I found this photo recently of Dad with his sister Peggy at Disneyland, and it made me think about all the family drama surrounding her visit.
I was about 10 or so when my aunt Peggy and her family came from Australia to visit America. They made a stop in L.A. to see Dad.
You would think Mom and I would have joined Dad and had a good old family gathering. But that was not meant to be.
Mom was still very bitter over how two of Dad’s other sisters had treated her when they came to visit Dad from Ireland. If her version of events is correct, I don’t blame her, though Peggy had not been part of that earlier visit. Still, as a kid, I was prone to take Mom’s side so I said I would stay with Mom instead of going to meet my aunt Peggy.
I guess I have some regrets about that now, as I have never met her personally and one of us will probably die before that happens. I’ve been communicating with her (and Dad’s other sisters) via letters and they all seem very kind. Whatever bad blood there was before (if there was any to begin with) no longer exists.
When I turned four, my parents took me to Disneyland to celebrate my birthday. I have vague recollections of my first visit, which didn’t go well. I’m guessing I was two or so at the time, and I was at that stage where Disneyland was scary, not fun. Luckily, by four I had grown up enough to enjoy all of the little kid rides and the electrical parade. I’m not sure if dad enjoyed any of this. I know as I got older dad and I were the ones that would go on the more challenging rides that mom refused to go on.
Anyways, it had been a long day at the amusement park and we were headed back to our hotel. There was a vendor holding a bunch of Mickey Mouse head balloons. Of course, I had to have one. All things considered, the balloons were not the most expensive souvenir, so my dad paid for it and off we went.
We had just arrived back in the hotel room and dad quickly headed out to the balcony for a smoke. (Of course.) Mom retreated to the bathroom to change into her nightgown. And I was left to play with my balloon. What my three-year-old mind did not comprehend was that stucco ceilings and helium-filled balloons do not play well together.
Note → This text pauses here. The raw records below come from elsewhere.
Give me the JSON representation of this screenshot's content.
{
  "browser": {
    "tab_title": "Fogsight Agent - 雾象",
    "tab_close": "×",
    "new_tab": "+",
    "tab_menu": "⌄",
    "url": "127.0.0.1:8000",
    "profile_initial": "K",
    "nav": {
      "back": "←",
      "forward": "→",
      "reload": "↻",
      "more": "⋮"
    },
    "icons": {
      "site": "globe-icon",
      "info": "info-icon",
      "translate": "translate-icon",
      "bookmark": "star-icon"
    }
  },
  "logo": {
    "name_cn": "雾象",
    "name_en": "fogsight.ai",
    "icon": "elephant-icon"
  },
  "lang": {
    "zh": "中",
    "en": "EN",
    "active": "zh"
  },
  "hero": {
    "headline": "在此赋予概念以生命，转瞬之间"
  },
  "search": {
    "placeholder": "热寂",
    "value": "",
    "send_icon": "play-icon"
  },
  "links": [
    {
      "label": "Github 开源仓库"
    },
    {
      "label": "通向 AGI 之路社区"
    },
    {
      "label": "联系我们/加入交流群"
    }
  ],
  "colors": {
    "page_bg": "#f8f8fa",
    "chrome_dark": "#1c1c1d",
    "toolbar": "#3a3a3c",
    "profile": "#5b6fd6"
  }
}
I’m sure you can imagine what happened next. I let the balloon float to the ceiling, it met a very vocal death to a rough point of stucco, and I began crying at the top of my lungs. My parents thought there was an intruder and I had been shot. Dad rushed back into the room ready to play hero. Alas, there was not much he could do to repair the latex shreds of Mickey. I believe my dad offered to go get me another balloon but it was getting late by that point, and I think I’d had enough of balloons for the moment. We all had a good laugh at this memory over the years, and it’s the most clear memory I have of that trip to Disneyland.